BAGHDAD (AP) — Government inaction over the rising number of assassinations targeting anti-government demonstrators and supporters is stirring fear and resentment, activists said Thursday. Iraqi security forces, meanwhile, fired tear gas to disperse protesters on a vital Baghdad highway, injuring eight.
The latest episode of unrest comes one day ahead of a planned “million-man" march called for by influential Shiite cleric Moqtada al-Sadr to push for the removal of foreign troops from Iraq. The march has garnered support from other mainstream Shiite political parties irate over a U.S. drone strike that killed a top Iranian general on Iraqi soil.
Iraq's anti-government protesters recently escalated demonstrations to divert public attention back to pressing domestic issues after soaring U.S.-Iran tensions following the strike that killed Iranian Gen. Qassem Soleimani and senior Iraqi militia leader Abu Mahdi al-Muhandis. The strike sent officials scrambling to contain the fallout and prompted a vote in Iraq's parliament, albeit non-binding, in favor of ousting U.S. troops from the country. Now in its fourth month, protesters are calling for new executive leadership and widespread reforms, including electoral reform.
At least 12 people have died since protesters intensified their campaign of civil disobedience last week by burning tires and cutting roads and rallying larger crowds to join their movement, according to figures from medical and security officials in Baghdad and Iraq's south, as well as activists. Over 500 have been killed since Oct. 1, when thousands of Iraqis took to the streets, under fire from security forces.
On Thursday, at least eight protesters were injured when security forces fired tear gas to disperse crowds on the vital Mohammed al-Qassim highway, medical and security officials said. The officials spoke on condition of anonymity in line with regulations.
The artery has been the focus of recent protest violence. The highway connects areas in Baghdad’s Rusafa, a district to the east of the Tigris River. On Tuesday, clashes on the thoroughfare broke out when riot police moved in to disperse a crowd of mostly young men who had gathered there.
The recent escalation coincided with an rise in targeted assassinations of protesters, as well as medics and journalists covering demonstrations, according to activists in Baghdad and southern Iraq and medical and security officials. Activists requested anonymity fearing reprisal from authorities, while officials spoke anonymously because they were not authorized to speak to media.
At least four people have been killed by unknown groups in the last two weeks, all in southern Iraq. In each instance plainclothes men in passing cars had shot killed victims.
Activists in southern Iraq said the lack of follow-through on the part of security forces to investigate the targeted killings was exacerbating an atmosphere of mistrust between protesters and the authorities.
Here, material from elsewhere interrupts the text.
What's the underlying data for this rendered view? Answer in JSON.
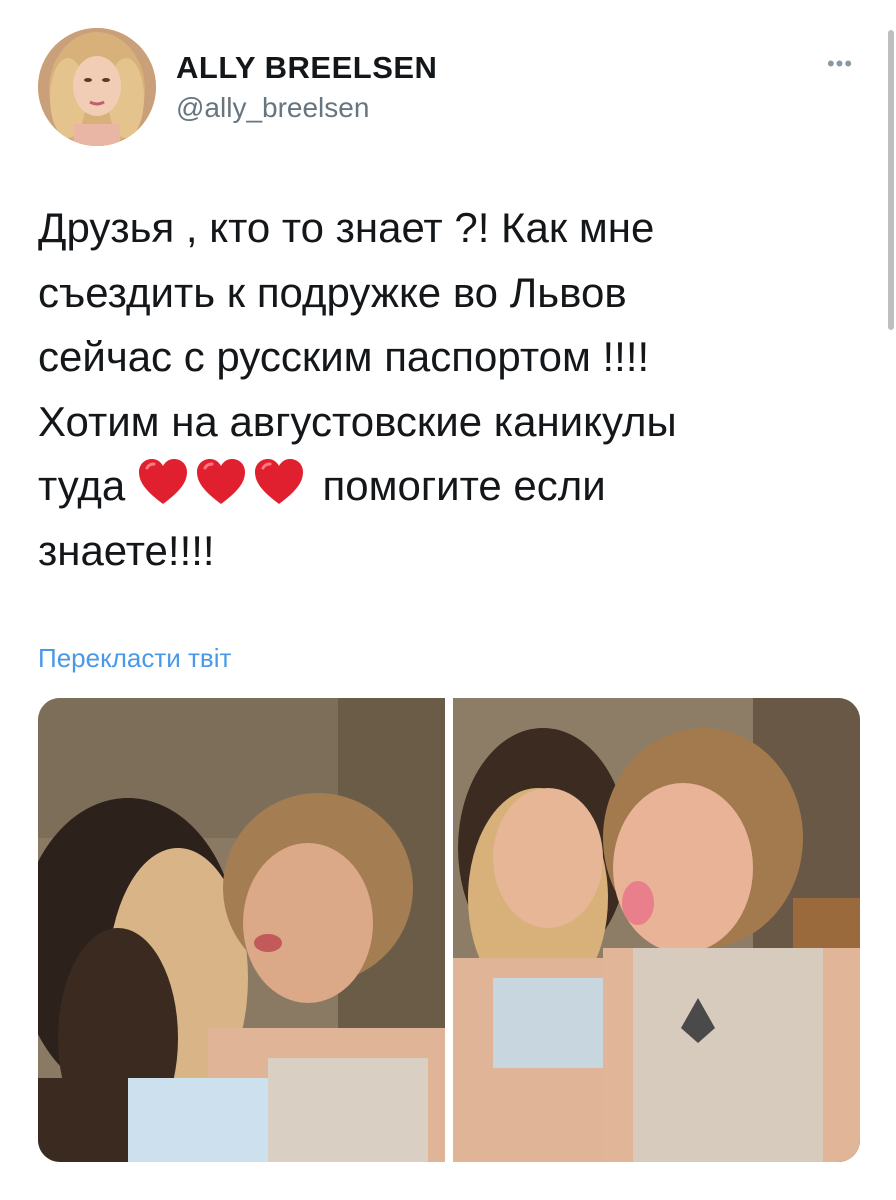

Protesters largely blame Iran-backed militia groups for carrying out the attacks.
One protester was shot dead overnight Wednesday in the southern city of Basra, according to a medical official and an activist, after gunmen fired at him from a passing car.
On Tuesday, medic Jinan al-Shahmani was killed and three other medics wounded in a drive-by shooting near Basra's al-Fayhaa hospital. Two weeks before, Iraqi journalists Ahmed Abdul Samad, a Dijlah TV reporter, and Safaa Ghali, his cameraman — known for their coverage of the protests — were found shot dead in a car parked near a police station.
The Interior Ministry has launched an investigation into the incidents, said one ministry official who requested anonymity because he was not authorized to speak to media.
Activists in Basra and the southern city of Nasiriya said the rising number of incidents compounded with inaction on the part of security forces was creating panic and fear.
“All of the assassinations that have taken place in Basra, from killings to disappearances, happened in front of the security forces or they occurred in the center of the city in proximity to security forces," said one activist in Basra, who requested anonymity fearing reprisal.
Associated Press writer Murtada Faraj contributed from Baghdad.